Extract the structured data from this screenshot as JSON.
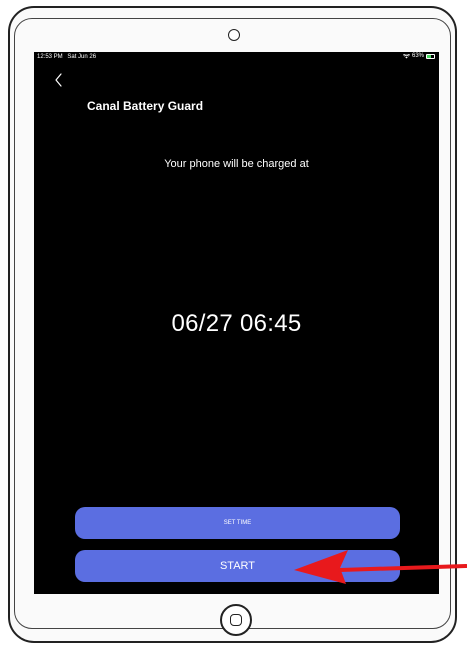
{
  "status_bar": {
    "time": "12:53 PM",
    "date": "Sat Jun 26",
    "battery_percent": "63%",
    "battery_level": 0.63,
    "battery_color": "#4cd964"
  },
  "header": {
    "back_icon": "chevron-left-icon",
    "title": "Canal Battery Guard"
  },
  "main": {
    "subtitle": "Your phone will be charged at",
    "charge_time": "06/27 06:45"
  },
  "buttons": {
    "set_time_label": "SET TIME",
    "start_label": "START",
    "color": "#5b6ee1"
  },
  "annotation": {
    "arrow_color": "#e8191c",
    "arrow_icon": "arrow-left-icon"
  }
}
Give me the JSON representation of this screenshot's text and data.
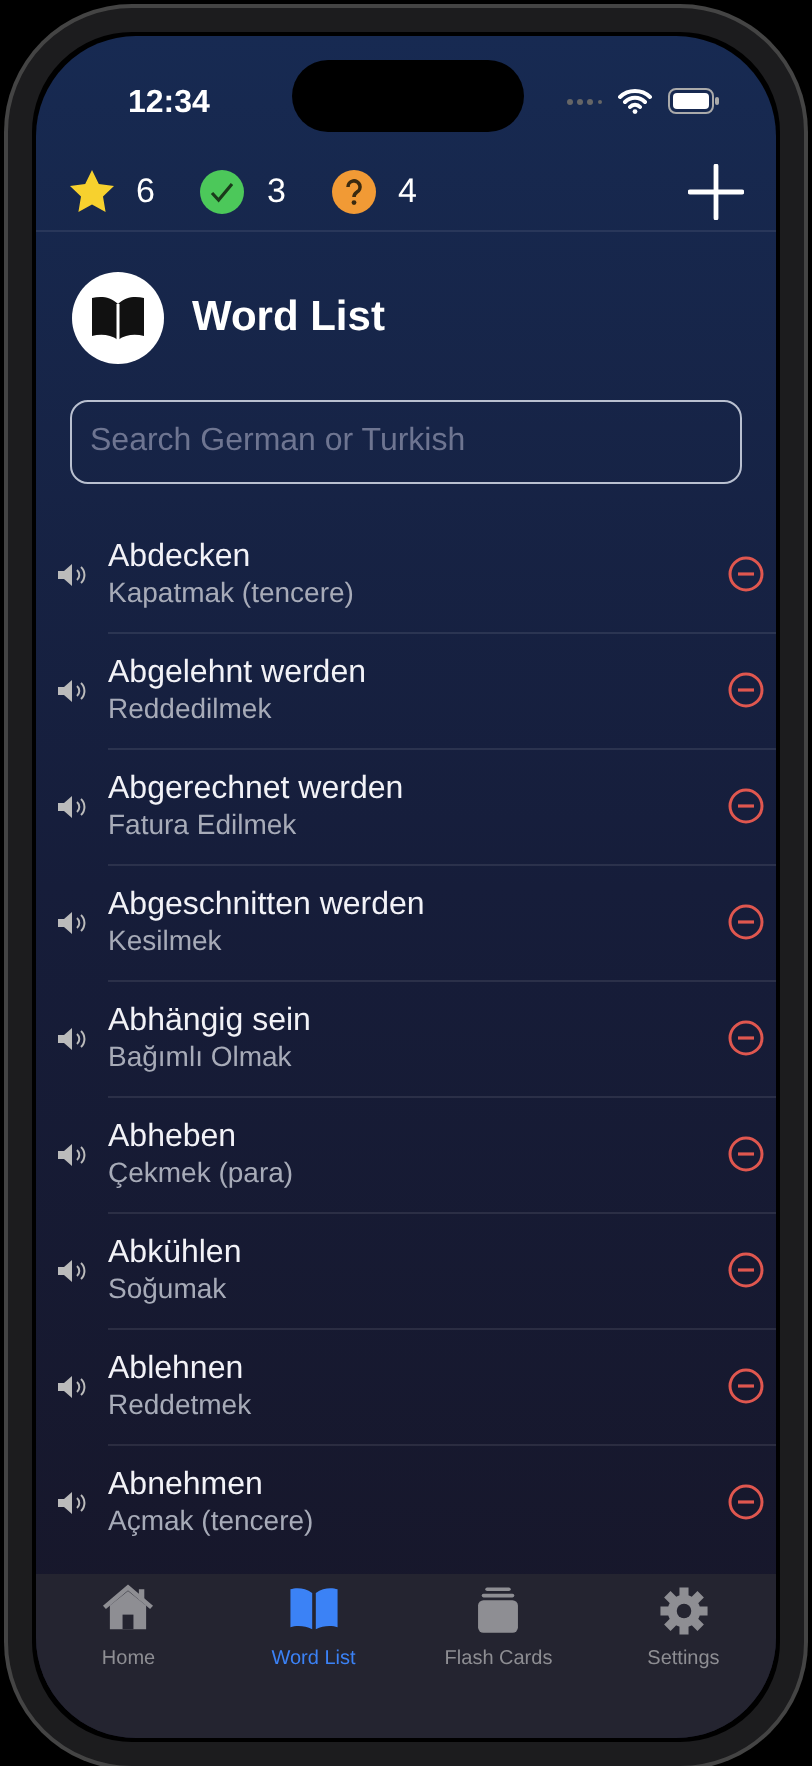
{
  "status_bar": {
    "time": "12:34"
  },
  "stats": [
    {
      "kind": "star",
      "count": "6"
    },
    {
      "kind": "check",
      "count": "3"
    },
    {
      "kind": "question",
      "count": "4"
    }
  ],
  "header": {
    "title": "Word List"
  },
  "search": {
    "placeholder": "Search German or Turkish"
  },
  "words": [
    {
      "german": "Abdecken",
      "turkish": "Kapatmak (tencere)"
    },
    {
      "german": "Abgelehnt werden",
      "turkish": "Reddedilmek"
    },
    {
      "german": "Abgerechnet werden",
      "turkish": "Fatura Edilmek"
    },
    {
      "german": "Abgeschnitten werden",
      "turkish": "Kesilmek"
    },
    {
      "german": "Abhängig sein",
      "turkish": "Bağımlı Olmak"
    },
    {
      "german": "Abheben",
      "turkish": "Çekmek (para)"
    },
    {
      "german": "Abkühlen",
      "turkish": "Soğumak"
    },
    {
      "german": "Ablehnen",
      "turkish": "Reddetmek"
    },
    {
      "german": "Abnehmen",
      "turkish": "Açmak (tencere)"
    }
  ],
  "tab_bar": [
    {
      "kind": "home",
      "label": "Home",
      "selected": false
    },
    {
      "kind": "book",
      "label": "Word List",
      "selected": true
    },
    {
      "kind": "cards",
      "label": "Flash Cards",
      "selected": false
    },
    {
      "kind": "gear",
      "label": "Settings",
      "selected": false
    }
  ]
}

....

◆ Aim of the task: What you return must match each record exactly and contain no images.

◆ Exercise answer:
Extract the structured data from this screenshot as JSON.
{
  "status_bar": {
    "time": "12:53 PM",
    "date": "Sat Jun 26",
    "battery_percent": "63%",
    "battery_level": 0.63,
    "battery_color": "#4cd964"
  },
  "header": {
    "back_icon": "chevron-left-icon",
    "title": "Canal Battery Guard"
  },
  "main": {
    "subtitle": "Your phone will be charged at",
    "charge_time": "06/27 06:45"
  },
  "buttons": {
    "set_time_label": "SET TIME",
    "start_label": "START",
    "color": "#5b6ee1"
  },
  "annotation": {
    "arrow_color": "#e8191c",
    "arrow_icon": "arrow-left-icon"
  }
}
Give me the JSON representation of this screenshot's text and data.
{
  "status_bar": {
    "time": "12:34"
  },
  "stats": [
    {
      "kind": "star",
      "count": "6"
    },
    {
      "kind": "check",
      "count": "3"
    },
    {
      "kind": "question",
      "count": "4"
    }
  ],
  "header": {
    "title": "Word List"
  },
  "search": {
    "placeholder": "Search German or Turkish"
  },
  "words": [
    {
      "german": "Abdecken",
      "turkish": "Kapatmak (tencere)"
    },
    {
      "german": "Abgelehnt werden",
      "turkish": "Reddedilmek"
    },
    {
      "german": "Abgerechnet werden",
      "turkish": "Fatura Edilmek"
    },
    {
      "german": "Abgeschnitten werden",
      "turkish": "Kesilmek"
    },
    {
      "german": "Abhängig sein",
      "turkish": "Bağımlı Olmak"
    },
    {
      "german": "Abheben",
      "turkish": "Çekmek (para)"
    },
    {
      "german": "Abkühlen",
      "turkish": "Soğumak"
    },
    {
      "german": "Ablehnen",
      "turkish": "Reddetmek"
    },
    {
      "german": "Abnehmen",
      "turkish": "Açmak (tencere)"
    }
  ],
  "tab_bar": [
    {
      "kind": "home",
      "label": "Home",
      "selected": false
    },
    {
      "kind": "book",
      "label": "Word List",
      "selected": true
    },
    {
      "kind": "cards",
      "label": "Flash Cards",
      "selected": false
    },
    {
      "kind": "gear",
      "label": "Settings",
      "selected": false
    }
  ]
}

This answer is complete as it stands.